> [DIRECTIONS FOR THIS TASK]: Please reproduce all of the listing below exactly and drop its images.

> [RECORDS FOR PROCESSING]:
------

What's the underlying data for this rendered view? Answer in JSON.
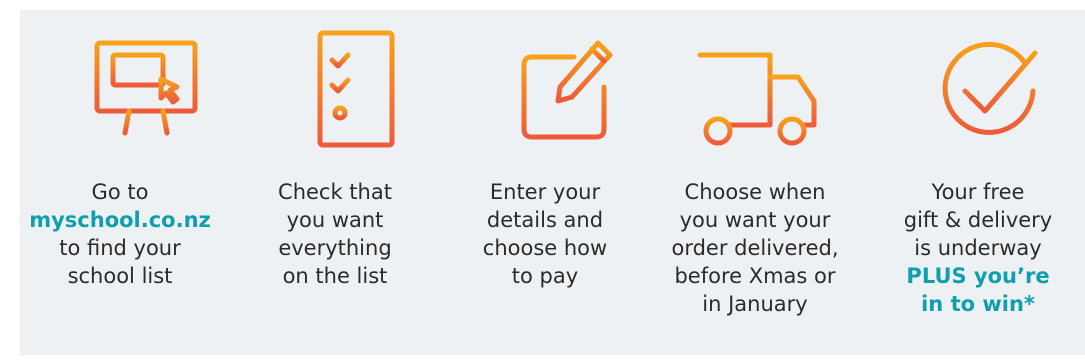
{
  "steps": [
    {
      "icon": "computer-cursor-icon",
      "lines": [
        "Go to",
        "myschool.co.nz",
        "to find your",
        "school list"
      ],
      "highlight_lines": [
        1
      ]
    },
    {
      "icon": "checklist-icon",
      "lines": [
        "Check that",
        "you want",
        "everything",
        "on the list"
      ],
      "highlight_lines": []
    },
    {
      "icon": "edit-pencil-icon",
      "lines": [
        "Enter your",
        "details and",
        "choose how",
        "to pay"
      ],
      "highlight_lines": []
    },
    {
      "icon": "delivery-truck-icon",
      "lines": [
        "Choose when",
        "you want your",
        "order delivered,",
        "before Xmas or",
        "in January"
      ],
      "highlight_lines": []
    },
    {
      "icon": "checkmark-circle-icon",
      "lines": [
        "Your free",
        "gift & delivery",
        "is underway",
        "PLUS you’re",
        "in to win*"
      ],
      "highlight_lines": [
        3,
        4
      ]
    }
  ],
  "colors": {
    "panel_background": "#eef1f4",
    "text": "#2b2b2b",
    "highlight_teal": "#0f9fad",
    "icon_gradient_top": "#f7a21b",
    "icon_gradient_bottom": "#ee5a3a"
  }
}
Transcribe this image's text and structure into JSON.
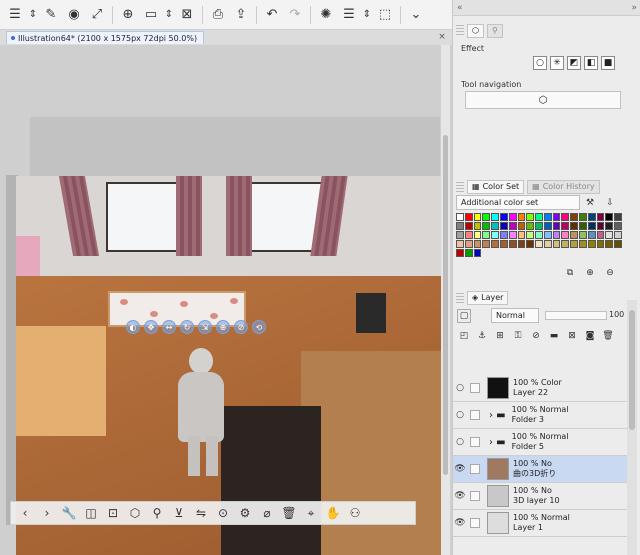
{
  "toolbar": {
    "icons": [
      "menu-icon",
      "updown-icon",
      "edit-icon",
      "record-icon",
      "resize-icon",
      "new-icon",
      "open-icon",
      "updown-icon",
      "close-box-icon",
      "print-icon",
      "export-icon",
      "undo-icon",
      "redo-icon",
      "spinner-icon",
      "layer-stack-icon",
      "updown-icon",
      "select-icon",
      "chevron-down-icon"
    ]
  },
  "document_tab": {
    "label": "Illustration64* (2100 x 1575px 72dpi 50.0%)",
    "close": "×"
  },
  "right_panel": {
    "collapse_left": "«",
    "collapse_right": "»",
    "effect_label": "Effect",
    "tool_navigation_label": "Tool navigation",
    "color_tabs": [
      {
        "label": "Color Set",
        "active": true
      },
      {
        "label": "Color History",
        "active": false
      }
    ],
    "color_set_dropdown": "Additional color set",
    "layer_tab": "Layer",
    "blend_mode": "Normal",
    "opacity": "100",
    "layers": [
      {
        "line1": "100 % Color",
        "line2": "Layer 22",
        "thumb": "#111111",
        "selected": false,
        "eye": "",
        "folder": false
      },
      {
        "line1": "100 % Normal",
        "line2": "Folder 3",
        "thumb": "",
        "selected": false,
        "eye": "",
        "folder": true
      },
      {
        "line1": "100 % Normal",
        "line2": "Folder 5",
        "thumb": "",
        "selected": false,
        "eye": "",
        "folder": true
      },
      {
        "line1": "100 % No",
        "line2": "曲の3D折り",
        "thumb": "#a07a60",
        "selected": true,
        "eye": "👁",
        "folder": false
      },
      {
        "line1": "100 % No",
        "line2": "3D layer 10",
        "thumb": "#c8c8c8",
        "selected": false,
        "eye": "👁",
        "folder": false
      },
      {
        "line1": "100 % Normal",
        "line2": "Layer 1",
        "thumb": "#dddddd",
        "selected": false,
        "eye": "👁",
        "folder": false
      }
    ]
  },
  "colors": {
    "accent": "#3a6fd0",
    "selected_row": "#c9d9f2",
    "palette": [
      "#ffffff",
      "#ff0000",
      "#ffff00",
      "#00ff00",
      "#00ffff",
      "#0000ff",
      "#ff00ff",
      "#ff8000",
      "#80ff00",
      "#00ff80",
      "#0080ff",
      "#8000ff",
      "#ff0080",
      "#804000",
      "#408000",
      "#004080",
      "#800040",
      "#000000",
      "#404040",
      "#808080",
      "#c00000",
      "#c0c000",
      "#00c000",
      "#00c0c0",
      "#0000c0",
      "#c000c0",
      "#c06000",
      "#60c000",
      "#00c060",
      "#0060c0",
      "#6000c0",
      "#c00060",
      "#603000",
      "#306000",
      "#003060",
      "#600030",
      "#202020",
      "#606060",
      "#a0a0a0",
      "#ff8080",
      "#ffff80",
      "#80ff80",
      "#80ffff",
      "#8080ff",
      "#ff80ff",
      "#ffc080",
      "#c0ff80",
      "#80ffc0",
      "#80c0ff",
      "#c080ff",
      "#ff80c0",
      "#c09060",
      "#90c060",
      "#6090c0",
      "#c06090",
      "#e0e0e0",
      "#d0d0d0",
      "#f0c0a0",
      "#e0a080",
      "#d09060",
      "#c08050",
      "#b07040",
      "#a06030",
      "#905020",
      "#804010",
      "#703000",
      "#f0e0c0",
      "#e0d0a0",
      "#d0c080",
      "#c0b060",
      "#b0a040",
      "#a09020",
      "#908000",
      "#807000",
      "#706000",
      "#605000",
      "#c00000",
      "#00a000",
      "#0000c0"
    ]
  }
}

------

> [SOLUTION TO THIS TASK]:
What's the underlying data for this rendered view? Answer in JSON.
{
  "steps": [
    {
      "icon": "computer-cursor-icon",
      "lines": [
        "Go to",
        "myschool.co.nz",
        "to find your",
        "school list"
      ],
      "highlight_lines": [
        1
      ]
    },
    {
      "icon": "checklist-icon",
      "lines": [
        "Check that",
        "you want",
        "everything",
        "on the list"
      ],
      "highlight_lines": []
    },
    {
      "icon": "edit-pencil-icon",
      "lines": [
        "Enter your",
        "details and",
        "choose how",
        "to pay"
      ],
      "highlight_lines": []
    },
    {
      "icon": "delivery-truck-icon",
      "lines": [
        "Choose when",
        "you want your",
        "order delivered,",
        "before Xmas or",
        "in January"
      ],
      "highlight_lines": []
    },
    {
      "icon": "checkmark-circle-icon",
      "lines": [
        "Your free",
        "gift & delivery",
        "is underway",
        "PLUS you’re",
        "in to win*"
      ],
      "highlight_lines": [
        3,
        4
      ]
    }
  ],
  "colors": {
    "panel_background": "#eef1f4",
    "text": "#2b2b2b",
    "highlight_teal": "#0f9fad",
    "icon_gradient_top": "#f7a21b",
    "icon_gradient_bottom": "#ee5a3a"
  }
}
Transcribe this image's text and structure into JSON.
{
  "toolbar": {
    "icons": [
      "menu-icon",
      "updown-icon",
      "edit-icon",
      "record-icon",
      "resize-icon",
      "new-icon",
      "open-icon",
      "updown-icon",
      "close-box-icon",
      "print-icon",
      "export-icon",
      "undo-icon",
      "redo-icon",
      "spinner-icon",
      "layer-stack-icon",
      "updown-icon",
      "select-icon",
      "chevron-down-icon"
    ]
  },
  "document_tab": {
    "label": "Illustration64* (2100 x 1575px 72dpi 50.0%)",
    "close": "×"
  },
  "right_panel": {
    "collapse_left": "«",
    "collapse_right": "»",
    "effect_label": "Effect",
    "tool_navigation_label": "Tool navigation",
    "color_tabs": [
      {
        "label": "Color Set",
        "active": true
      },
      {
        "label": "Color History",
        "active": false
      }
    ],
    "color_set_dropdown": "Additional color set",
    "layer_tab": "Layer",
    "blend_mode": "Normal",
    "opacity": "100",
    "layers": [
      {
        "line1": "100 % Color",
        "line2": "Layer 22",
        "thumb": "#111111",
        "selected": false,
        "eye": "",
        "folder": false
      },
      {
        "line1": "100 % Normal",
        "line2": "Folder 3",
        "thumb": "",
        "selected": false,
        "eye": "",
        "folder": true
      },
      {
        "line1": "100 % Normal",
        "line2": "Folder 5",
        "thumb": "",
        "selected": false,
        "eye": "",
        "folder": true
      },
      {
        "line1": "100 % No",
        "line2": "曲の3D折り",
        "thumb": "#a07a60",
        "selected": true,
        "eye": "👁",
        "folder": false
      },
      {
        "line1": "100 % No",
        "line2": "3D layer 10",
        "thumb": "#c8c8c8",
        "selected": false,
        "eye": "👁",
        "folder": false
      },
      {
        "line1": "100 % Normal",
        "line2": "Layer 1",
        "thumb": "#dddddd",
        "selected": false,
        "eye": "👁",
        "folder": false
      }
    ]
  },
  "colors": {
    "accent": "#3a6fd0",
    "selected_row": "#c9d9f2",
    "palette": [
      "#ffffff",
      "#ff0000",
      "#ffff00",
      "#00ff00",
      "#00ffff",
      "#0000ff",
      "#ff00ff",
      "#ff8000",
      "#80ff00",
      "#00ff80",
      "#0080ff",
      "#8000ff",
      "#ff0080",
      "#804000",
      "#408000",
      "#004080",
      "#800040",
      "#000000",
      "#404040",
      "#808080",
      "#c00000",
      "#c0c000",
      "#00c000",
      "#00c0c0",
      "#0000c0",
      "#c000c0",
      "#c06000",
      "#60c000",
      "#00c060",
      "#0060c0",
      "#6000c0",
      "#c00060",
      "#603000",
      "#306000",
      "#003060",
      "#600030",
      "#202020",
      "#606060",
      "#a0a0a0",
      "#ff8080",
      "#ffff80",
      "#80ff80",
      "#80ffff",
      "#8080ff",
      "#ff80ff",
      "#ffc080",
      "#c0ff80",
      "#80ffc0",
      "#80c0ff",
      "#c080ff",
      "#ff80c0",
      "#c09060",
      "#90c060",
      "#6090c0",
      "#c06090",
      "#e0e0e0",
      "#d0d0d0",
      "#f0c0a0",
      "#e0a080",
      "#d09060",
      "#c08050",
      "#b07040",
      "#a06030",
      "#905020",
      "#804010",
      "#703000",
      "#f0e0c0",
      "#e0d0a0",
      "#d0c080",
      "#c0b060",
      "#b0a040",
      "#a09020",
      "#908000",
      "#807000",
      "#706000",
      "#605000",
      "#c00000",
      "#00a000",
      "#0000c0"
    ]
  }
}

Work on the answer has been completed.